do not want to change the Constitution, but I believe it's a lot easier to change the constitution than it would be to change the word of the living God, and that's what we need to do is to amend the Constitution so it's in God's standards rather than try to change God's standards," Huckabee said, referring to the need for a constitutional human life amendment and an amendment defining marriage as between a man and a woman.
Despite the fact that Huck doesn't define which god, whose concept of God, or the god of which holy book or series of books is the one whose will is to be enshrined in our nation's constitution, I think it's fairly safe to assume that he means the god of the King James version of the Christian bible as interpreted by the Southern Baptist Convention, also known as his god. Amending the Constitution to those particular standards would mean banning blended fibers (which should improve business for cotton farmers, at least) and shellfish (but not so much for the shrimpers, crabbers, and lobstermen off the coast of New England) and approving slavery and the stoning of insubordinate children. We know for sure it'll involve wifely submission.
If Huck asked me what God's standards are for gay marriage or universal health care or national defense, I daresay he'd get a couple of answers that he'd disagree with. And I daresay he'd go right ahead and push for unitary executive power over my uterus whether I thought God would approve or not. Because we're not talking about God's standards; we're talking about Huck's standards, the ones he's pushing by waving a bible around and invoking the name of a being that between five and ten percent of Americans don't even believe exists. We're talking about Mike Huckabee as the god of the Constitution, and if not him, the fundie wackos behind him, and if not them, some other fundie wacko pursuing the presidency with the same agenda.
What ever happened to John F. Kennedy's take on religion?
I believe in an America that is officially neither Catholic, Protestant nor Jewish--where no public official either requests or accepts instructions on public policy from the Pope, the National Council of Churches or any other ecclesiastical source--where no religious body seeks to impose its will directly or indirectly upon the general populace or the public acts of its officials--and where religious liberty is so indivisible that an act against one church is treated as an act against all.

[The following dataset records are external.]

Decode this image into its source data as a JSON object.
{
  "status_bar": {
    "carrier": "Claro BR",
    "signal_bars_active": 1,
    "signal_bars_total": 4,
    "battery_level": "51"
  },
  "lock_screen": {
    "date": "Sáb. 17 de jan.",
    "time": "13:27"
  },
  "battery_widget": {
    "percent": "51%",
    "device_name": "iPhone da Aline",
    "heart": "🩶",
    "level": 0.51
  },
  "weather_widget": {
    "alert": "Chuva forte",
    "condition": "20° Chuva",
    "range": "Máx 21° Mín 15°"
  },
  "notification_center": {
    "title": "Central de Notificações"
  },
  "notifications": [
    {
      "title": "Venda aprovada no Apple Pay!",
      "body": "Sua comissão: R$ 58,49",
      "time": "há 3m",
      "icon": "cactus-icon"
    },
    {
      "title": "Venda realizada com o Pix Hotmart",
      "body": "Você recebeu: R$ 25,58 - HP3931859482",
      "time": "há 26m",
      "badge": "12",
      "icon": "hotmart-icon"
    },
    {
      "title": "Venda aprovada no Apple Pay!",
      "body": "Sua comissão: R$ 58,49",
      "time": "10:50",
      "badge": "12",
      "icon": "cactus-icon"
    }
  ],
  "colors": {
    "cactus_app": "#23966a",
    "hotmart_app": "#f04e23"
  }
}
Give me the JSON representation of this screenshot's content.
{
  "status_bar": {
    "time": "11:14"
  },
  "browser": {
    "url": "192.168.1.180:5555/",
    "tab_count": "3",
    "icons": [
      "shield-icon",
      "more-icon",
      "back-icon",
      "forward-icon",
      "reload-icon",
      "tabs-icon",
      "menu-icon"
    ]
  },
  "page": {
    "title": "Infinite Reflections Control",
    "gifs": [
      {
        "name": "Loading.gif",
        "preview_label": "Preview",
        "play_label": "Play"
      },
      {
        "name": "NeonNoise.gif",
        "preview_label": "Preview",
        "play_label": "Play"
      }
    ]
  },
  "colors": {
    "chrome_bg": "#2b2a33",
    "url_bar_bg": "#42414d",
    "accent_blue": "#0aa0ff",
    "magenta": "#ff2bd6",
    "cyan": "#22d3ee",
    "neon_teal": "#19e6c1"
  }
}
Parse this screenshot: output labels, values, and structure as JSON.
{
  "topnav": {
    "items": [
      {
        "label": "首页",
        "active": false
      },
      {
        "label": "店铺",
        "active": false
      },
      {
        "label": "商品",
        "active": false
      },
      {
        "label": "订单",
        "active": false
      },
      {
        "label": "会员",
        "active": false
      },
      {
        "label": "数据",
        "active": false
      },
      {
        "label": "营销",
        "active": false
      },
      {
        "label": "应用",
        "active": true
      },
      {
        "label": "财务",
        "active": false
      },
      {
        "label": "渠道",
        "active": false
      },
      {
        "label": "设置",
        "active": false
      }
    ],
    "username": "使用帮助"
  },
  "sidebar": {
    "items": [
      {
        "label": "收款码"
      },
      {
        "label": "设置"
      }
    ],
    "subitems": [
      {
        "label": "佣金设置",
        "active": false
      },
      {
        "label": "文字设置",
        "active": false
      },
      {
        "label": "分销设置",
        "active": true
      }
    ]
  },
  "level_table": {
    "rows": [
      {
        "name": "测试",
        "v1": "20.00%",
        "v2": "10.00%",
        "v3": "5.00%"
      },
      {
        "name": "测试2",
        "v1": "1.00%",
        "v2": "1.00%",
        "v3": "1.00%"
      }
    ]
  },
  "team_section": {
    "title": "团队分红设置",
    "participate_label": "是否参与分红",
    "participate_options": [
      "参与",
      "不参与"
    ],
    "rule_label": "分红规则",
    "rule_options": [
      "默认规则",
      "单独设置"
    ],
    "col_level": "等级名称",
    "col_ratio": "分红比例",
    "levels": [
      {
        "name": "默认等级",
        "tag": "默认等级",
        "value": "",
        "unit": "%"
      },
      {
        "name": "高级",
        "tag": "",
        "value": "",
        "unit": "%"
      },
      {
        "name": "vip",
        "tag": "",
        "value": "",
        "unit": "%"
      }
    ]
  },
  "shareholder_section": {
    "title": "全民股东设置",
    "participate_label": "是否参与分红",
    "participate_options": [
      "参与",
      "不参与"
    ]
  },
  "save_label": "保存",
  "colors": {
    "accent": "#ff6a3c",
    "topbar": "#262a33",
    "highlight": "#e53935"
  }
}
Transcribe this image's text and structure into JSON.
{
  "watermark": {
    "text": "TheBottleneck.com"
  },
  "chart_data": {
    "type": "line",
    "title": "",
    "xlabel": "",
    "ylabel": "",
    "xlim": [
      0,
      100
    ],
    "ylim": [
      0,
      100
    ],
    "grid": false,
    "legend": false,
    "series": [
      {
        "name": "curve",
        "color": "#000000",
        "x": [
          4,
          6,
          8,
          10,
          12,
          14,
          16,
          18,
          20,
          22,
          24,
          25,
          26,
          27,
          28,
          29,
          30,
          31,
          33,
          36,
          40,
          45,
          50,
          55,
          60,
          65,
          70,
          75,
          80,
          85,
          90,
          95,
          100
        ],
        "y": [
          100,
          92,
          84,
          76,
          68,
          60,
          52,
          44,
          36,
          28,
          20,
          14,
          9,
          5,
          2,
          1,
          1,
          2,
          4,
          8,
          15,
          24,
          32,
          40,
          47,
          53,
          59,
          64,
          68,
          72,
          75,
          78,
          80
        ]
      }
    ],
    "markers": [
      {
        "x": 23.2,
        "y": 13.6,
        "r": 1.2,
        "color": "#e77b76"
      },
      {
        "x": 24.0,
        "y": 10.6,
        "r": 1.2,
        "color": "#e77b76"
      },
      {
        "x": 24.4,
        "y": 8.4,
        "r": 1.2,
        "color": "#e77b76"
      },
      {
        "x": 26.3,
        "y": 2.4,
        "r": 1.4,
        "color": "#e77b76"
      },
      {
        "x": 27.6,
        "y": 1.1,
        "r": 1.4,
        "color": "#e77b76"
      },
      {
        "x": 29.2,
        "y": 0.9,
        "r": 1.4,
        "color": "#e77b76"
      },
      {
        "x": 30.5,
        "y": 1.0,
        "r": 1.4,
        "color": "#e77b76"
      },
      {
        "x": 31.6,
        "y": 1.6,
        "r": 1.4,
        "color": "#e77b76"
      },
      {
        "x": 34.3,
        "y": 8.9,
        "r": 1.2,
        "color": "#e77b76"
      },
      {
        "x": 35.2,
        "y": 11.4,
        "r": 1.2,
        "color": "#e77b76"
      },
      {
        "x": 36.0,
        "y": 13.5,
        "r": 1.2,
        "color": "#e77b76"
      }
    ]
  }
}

For while this year it may be a Catholic against whom the finger of suspicion is pointed, in other years it has been, and may someday be again, a Jew--or a Quaker--or a Unitarian--or a Baptist. It was Virginia's harassment of Baptist preachers, for example, that helped lead to Jefferson's statute of religious freedom. Today I may be the victim--but tomorrow it may be you--until the whole fabric of our harmonious society is ripped at a time of great national peril.
Whatever issue may come before me as President--on birth control, divorce, censorship, gambling or any other subject--I will make my decision in accordance with these views, in accordance with what my conscience tells me to be the national interest, and without regard to outside religious pressures or dictates. And no power or threat of punishment could cause me to decide otherwise.
A personal belief system is inevitable, as is the fact that whatever your beliefs happen to be will have some influence over your conscience. That's unavoidable. But a presidential candidate needs to come into the race conscious of that fact and determined to avoid it to the extent that it is possible to do so. Because the president needs to see to the physical, terrestrial interests of the American people and leave their heavenly salvation to whatever higher power they worship or choose not to, as is their right as enshrined in the first amendment of the Constitution on which he's trying to impose the questionable standards of his personal god.
Unless we're talking about the standards of this guy's god. He seems to have it together.